→ **Work task**
A verbatim copy of every entry is required. Produce it now.

[Opening Supplied data section]

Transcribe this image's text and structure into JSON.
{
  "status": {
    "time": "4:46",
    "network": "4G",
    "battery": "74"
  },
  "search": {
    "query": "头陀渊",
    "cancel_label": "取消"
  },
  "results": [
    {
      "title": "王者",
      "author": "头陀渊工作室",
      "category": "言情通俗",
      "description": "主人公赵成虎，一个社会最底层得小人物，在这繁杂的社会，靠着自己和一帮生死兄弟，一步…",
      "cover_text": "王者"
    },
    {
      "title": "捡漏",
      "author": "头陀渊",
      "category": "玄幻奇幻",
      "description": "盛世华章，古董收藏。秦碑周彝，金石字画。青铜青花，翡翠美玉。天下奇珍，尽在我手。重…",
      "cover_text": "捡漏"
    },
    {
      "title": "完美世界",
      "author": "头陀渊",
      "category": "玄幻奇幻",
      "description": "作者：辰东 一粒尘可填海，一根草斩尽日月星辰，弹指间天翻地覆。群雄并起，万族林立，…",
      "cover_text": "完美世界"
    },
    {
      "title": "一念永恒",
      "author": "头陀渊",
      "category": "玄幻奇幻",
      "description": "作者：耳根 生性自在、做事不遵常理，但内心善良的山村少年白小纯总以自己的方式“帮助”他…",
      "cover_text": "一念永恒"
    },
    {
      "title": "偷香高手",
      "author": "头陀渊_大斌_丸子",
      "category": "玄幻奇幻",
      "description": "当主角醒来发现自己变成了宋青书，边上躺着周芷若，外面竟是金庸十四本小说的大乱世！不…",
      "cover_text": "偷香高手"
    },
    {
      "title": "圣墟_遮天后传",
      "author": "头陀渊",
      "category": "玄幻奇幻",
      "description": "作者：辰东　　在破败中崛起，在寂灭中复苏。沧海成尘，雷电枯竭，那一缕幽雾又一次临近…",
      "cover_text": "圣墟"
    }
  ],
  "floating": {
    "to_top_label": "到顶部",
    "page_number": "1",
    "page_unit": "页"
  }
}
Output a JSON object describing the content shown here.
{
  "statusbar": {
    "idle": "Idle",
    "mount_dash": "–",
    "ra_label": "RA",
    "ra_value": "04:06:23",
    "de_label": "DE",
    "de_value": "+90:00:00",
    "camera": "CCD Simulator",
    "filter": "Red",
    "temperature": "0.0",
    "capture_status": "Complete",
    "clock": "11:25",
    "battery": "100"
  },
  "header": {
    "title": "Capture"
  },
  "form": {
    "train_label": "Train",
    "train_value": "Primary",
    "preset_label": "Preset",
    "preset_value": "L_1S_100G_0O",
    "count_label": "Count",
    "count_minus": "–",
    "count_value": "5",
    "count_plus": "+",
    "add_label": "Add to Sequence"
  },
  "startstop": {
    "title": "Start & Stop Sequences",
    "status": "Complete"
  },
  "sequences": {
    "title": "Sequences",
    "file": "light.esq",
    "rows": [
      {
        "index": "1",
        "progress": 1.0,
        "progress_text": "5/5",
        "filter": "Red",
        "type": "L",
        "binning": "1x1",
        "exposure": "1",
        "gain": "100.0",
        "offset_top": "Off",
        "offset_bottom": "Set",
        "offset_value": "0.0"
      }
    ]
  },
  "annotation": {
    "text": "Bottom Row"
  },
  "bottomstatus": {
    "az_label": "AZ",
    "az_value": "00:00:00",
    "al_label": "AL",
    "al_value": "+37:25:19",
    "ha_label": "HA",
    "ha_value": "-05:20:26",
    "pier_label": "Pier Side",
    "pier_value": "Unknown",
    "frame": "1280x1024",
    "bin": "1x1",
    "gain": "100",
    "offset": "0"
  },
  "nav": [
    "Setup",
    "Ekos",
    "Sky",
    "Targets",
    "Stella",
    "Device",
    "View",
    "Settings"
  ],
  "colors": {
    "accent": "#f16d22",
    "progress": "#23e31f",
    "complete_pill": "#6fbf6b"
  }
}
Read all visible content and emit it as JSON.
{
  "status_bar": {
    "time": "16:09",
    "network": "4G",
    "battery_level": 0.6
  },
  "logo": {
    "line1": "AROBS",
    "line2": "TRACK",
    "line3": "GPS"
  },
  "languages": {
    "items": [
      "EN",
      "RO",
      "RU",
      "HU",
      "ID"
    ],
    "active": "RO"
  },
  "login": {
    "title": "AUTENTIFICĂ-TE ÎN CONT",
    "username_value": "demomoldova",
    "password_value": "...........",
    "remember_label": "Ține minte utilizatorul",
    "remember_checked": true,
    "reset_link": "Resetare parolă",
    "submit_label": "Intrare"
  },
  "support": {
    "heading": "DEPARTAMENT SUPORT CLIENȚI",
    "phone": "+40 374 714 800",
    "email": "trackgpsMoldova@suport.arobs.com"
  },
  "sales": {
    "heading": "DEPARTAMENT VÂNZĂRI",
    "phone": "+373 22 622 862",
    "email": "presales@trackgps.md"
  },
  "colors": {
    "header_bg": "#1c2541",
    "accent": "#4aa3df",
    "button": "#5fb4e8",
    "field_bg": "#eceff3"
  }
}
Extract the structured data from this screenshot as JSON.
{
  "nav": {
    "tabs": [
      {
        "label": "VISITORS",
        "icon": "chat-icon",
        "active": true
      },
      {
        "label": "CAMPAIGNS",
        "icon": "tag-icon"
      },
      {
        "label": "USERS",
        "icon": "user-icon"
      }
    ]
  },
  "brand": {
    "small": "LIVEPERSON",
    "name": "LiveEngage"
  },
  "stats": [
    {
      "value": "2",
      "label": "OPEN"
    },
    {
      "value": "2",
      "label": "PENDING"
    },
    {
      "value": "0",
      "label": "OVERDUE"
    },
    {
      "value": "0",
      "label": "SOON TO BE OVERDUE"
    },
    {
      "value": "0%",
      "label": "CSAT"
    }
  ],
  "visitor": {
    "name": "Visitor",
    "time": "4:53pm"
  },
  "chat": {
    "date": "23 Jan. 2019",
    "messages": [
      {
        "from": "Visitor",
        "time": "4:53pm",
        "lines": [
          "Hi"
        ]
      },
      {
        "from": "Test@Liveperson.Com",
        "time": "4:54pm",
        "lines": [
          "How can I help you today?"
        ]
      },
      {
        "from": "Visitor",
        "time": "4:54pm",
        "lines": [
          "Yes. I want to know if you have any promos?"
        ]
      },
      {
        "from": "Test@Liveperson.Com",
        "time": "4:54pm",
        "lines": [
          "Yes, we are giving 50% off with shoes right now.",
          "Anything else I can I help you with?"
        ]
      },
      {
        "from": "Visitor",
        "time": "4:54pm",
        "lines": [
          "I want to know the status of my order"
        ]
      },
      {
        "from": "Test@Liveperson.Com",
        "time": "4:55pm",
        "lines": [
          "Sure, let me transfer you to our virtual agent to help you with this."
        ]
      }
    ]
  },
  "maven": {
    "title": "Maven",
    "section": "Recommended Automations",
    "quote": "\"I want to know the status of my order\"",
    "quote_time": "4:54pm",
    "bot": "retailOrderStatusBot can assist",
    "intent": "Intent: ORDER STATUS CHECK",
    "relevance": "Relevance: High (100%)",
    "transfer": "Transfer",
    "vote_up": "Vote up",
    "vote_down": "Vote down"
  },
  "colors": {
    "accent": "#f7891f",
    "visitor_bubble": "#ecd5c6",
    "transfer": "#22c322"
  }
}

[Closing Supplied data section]

→ **Solution to this problem**
Transcribe this image's text and structure into JSON.
{
  "status": {
    "time": "4:46",
    "network": "4G",
    "battery": "74"
  },
  "search": {
    "query": "头陀渊",
    "cancel_label": "取消"
  },
  "results": [
    {
      "title": "王者",
      "author": "头陀渊工作室",
      "category": "言情通俗",
      "description": "主人公赵成虎，一个社会最底层得小人物，在这繁杂的社会，靠着自己和一帮生死兄弟，一步…",
      "cover_text": "王者"
    },
    {
      "title": "捡漏",
      "author": "头陀渊",
      "category": "玄幻奇幻",
      "description": "盛世华章，古董收藏。秦碑周彝，金石字画。青铜青花，翡翠美玉。天下奇珍，尽在我手。重…",
      "cover_text": "捡漏"
    },
    {
      "title": "完美世界",
      "author": "头陀渊",
      "category": "玄幻奇幻",
      "description": "作者：辰东 一粒尘可填海，一根草斩尽日月星辰，弹指间天翻地覆。群雄并起，万族林立，…",
      "cover_text": "完美世界"
    },
    {
      "title": "一念永恒",
      "author": "头陀渊",
      "category": "玄幻奇幻",
      "description": "作者：耳根 生性自在、做事不遵常理，但内心善良的山村少年白小纯总以自己的方式“帮助”他…",
      "cover_text": "一念永恒"
    },
    {
      "title": "偷香高手",
      "author": "头陀渊_大斌_丸子",
      "category": "玄幻奇幻",
      "description": "当主角醒来发现自己变成了宋青书，边上躺着周芷若，外面竟是金庸十四本小说的大乱世！不…",
      "cover_text": "偷香高手"
    },
    {
      "title": "圣墟_遮天后传",
      "author": "头陀渊",
      "category": "玄幻奇幻",
      "description": "作者：辰东　　在破败中崛起，在寂灭中复苏。沧海成尘，雷电枯竭，那一缕幽雾又一次临近…",
      "cover_text": "圣墟"
    }
  ],
  "floating": {
    "to_top_label": "到顶部",
    "page_number": "1",
    "page_unit": "页"
  }
}
Output a JSON object describing the content shown here.
{
  "statusbar": {
    "idle": "Idle",
    "mount_dash": "–",
    "ra_label": "RA",
    "ra_value": "04:06:23",
    "de_label": "DE",
    "de_value": "+90:00:00",
    "camera": "CCD Simulator",
    "filter": "Red",
    "temperature": "0.0",
    "capture_status": "Complete",
    "clock": "11:25",
    "battery": "100"
  },
  "header": {
    "title": "Capture"
  },
  "form": {
    "train_label": "Train",
    "train_value": "Primary",
    "preset_label": "Preset",
    "preset_value": "L_1S_100G_0O",
    "count_label": "Count",
    "count_minus": "–",
    "count_value": "5",
    "count_plus": "+",
    "add_label": "Add to Sequence"
  },
  "startstop": {
    "title": "Start & Stop Sequences",
    "status": "Complete"
  },
  "sequences": {
    "title": "Sequences",
    "file": "light.esq",
    "rows": [
      {
        "index": "1",
        "progress": 1.0,
        "progress_text": "5/5",
        "filter": "Red",
        "type": "L",
        "binning": "1x1",
        "exposure": "1",
        "gain": "100.0",
        "offset_top": "Off",
        "offset_bottom": "Set",
        "offset_value": "0.0"
      }
    ]
  },
  "annotation": {
    "text": "Bottom Row"
  },
  "bottomstatus": {
    "az_label": "AZ",
    "az_value": "00:00:00",
    "al_label": "AL",
    "al_value": "+37:25:19",
    "ha_label": "HA",
    "ha_value": "-05:20:26",
    "pier_label": "Pier Side",
    "pier_value": "Unknown",
    "frame": "1280x1024",
    "bin": "1x1",
    "gain": "100",
    "offset": "0"
  },
  "nav": [
    "Setup",
    "Ekos",
    "Sky",
    "Targets",
    "Stella",
    "Device",
    "View",
    "Settings"
  ],
  "colors": {
    "accent": "#f16d22",
    "progress": "#23e31f",
    "complete_pill": "#6fbf6b"
  }
}
Read all visible content and emit it as JSON.
{
  "status_bar": {
    "time": "16:09",
    "network": "4G",
    "battery_level": 0.6
  },
  "logo": {
    "line1": "AROBS",
    "line2": "TRACK",
    "line3": "GPS"
  },
  "languages": {
    "items": [
      "EN",
      "RO",
      "RU",
      "HU",
      "ID"
    ],
    "active": "RO"
  },
  "login": {
    "title": "AUTENTIFICĂ-TE ÎN CONT",
    "username_value": "demomoldova",
    "password_value": "...........",
    "remember_label": "Ține minte utilizatorul",
    "remember_checked": true,
    "reset_link": "Resetare parolă",
    "submit_label": "Intrare"
  },
  "support": {
    "heading": "DEPARTAMENT SUPORT CLIENȚI",
    "phone": "+40 374 714 800",
    "email": "trackgpsMoldova@suport.arobs.com"
  },
  "sales": {
    "heading": "DEPARTAMENT VÂNZĂRI",
    "phone": "+373 22 622 862",
    "email": "presales@trackgps.md"
  },
  "colors": {
    "header_bg": "#1c2541",
    "accent": "#4aa3df",
    "button": "#5fb4e8",
    "field_bg": "#eceff3"
  }
}
Extract the structured data from this screenshot as JSON.
{
  "nav": {
    "tabs": [
      {
        "label": "VISITORS",
        "icon": "chat-icon",
        "active": true
      },
      {
        "label": "CAMPAIGNS",
        "icon": "tag-icon"
      },
      {
        "label": "USERS",
        "icon": "user-icon"
      }
    ]
  },
  "brand": {
    "small": "LIVEPERSON",
    "name": "LiveEngage"
  },
  "stats": [
    {
      "value": "2",
      "label": "OPEN"
    },
    {
      "value": "2",
      "label": "PENDING"
    },
    {
      "value": "0",
      "label": "OVERDUE"
    },
    {
      "value": "0",
      "label": "SOON TO BE OVERDUE"
    },
    {
      "value": "0%",
      "label": "CSAT"
    }
  ],
  "visitor": {
    "name": "Visitor",
    "time": "4:53pm"
  },
  "chat": {
    "date": "23 Jan. 2019",
    "messages": [
      {
        "from": "Visitor",
        "time": "4:53pm",
        "lines": [
          "Hi"
        ]
      },
      {
        "from": "Test@Liveperson.Com",
        "time": "4:54pm",
        "lines": [
          "How can I help you today?"
        ]
      },
      {
        "from": "Visitor",
        "time": "4:54pm",
        "lines": [
          "Yes. I want to know if you have any promos?"
        ]
      },
      {
        "from": "Test@Liveperson.Com",
        "time": "4:54pm",
        "lines": [
          "Yes, we are giving 50% off with shoes right now.",
          "Anything else I can I help you with?"
        ]
      },
      {
        "from": "Visitor",
        "time": "4:54pm",
        "lines": [
          "I want to know the status of my order"
        ]
      },
      {
        "from": "Test@Liveperson.Com",
        "time": "4:55pm",
        "lines": [
          "Sure, let me transfer you to our virtual agent to help you with this."
        ]
      }
    ]
  },
  "maven": {
    "title": "Maven",
    "section": "Recommended Automations",
    "quote": "\"I want to know the status of my order\"",
    "quote_time": "4:54pm",
    "bot": "retailOrderStatusBot can assist",
    "intent": "Intent: ORDER STATUS CHECK",
    "relevance": "Relevance: High (100%)",
    "transfer": "Transfer",
    "vote_up": "Vote up",
    "vote_down": "Vote down"
  },
  "colors": {
    "accent": "#f7891f",
    "visitor_bubble": "#ecd5c6",
    "transfer": "#22c322"
  }
}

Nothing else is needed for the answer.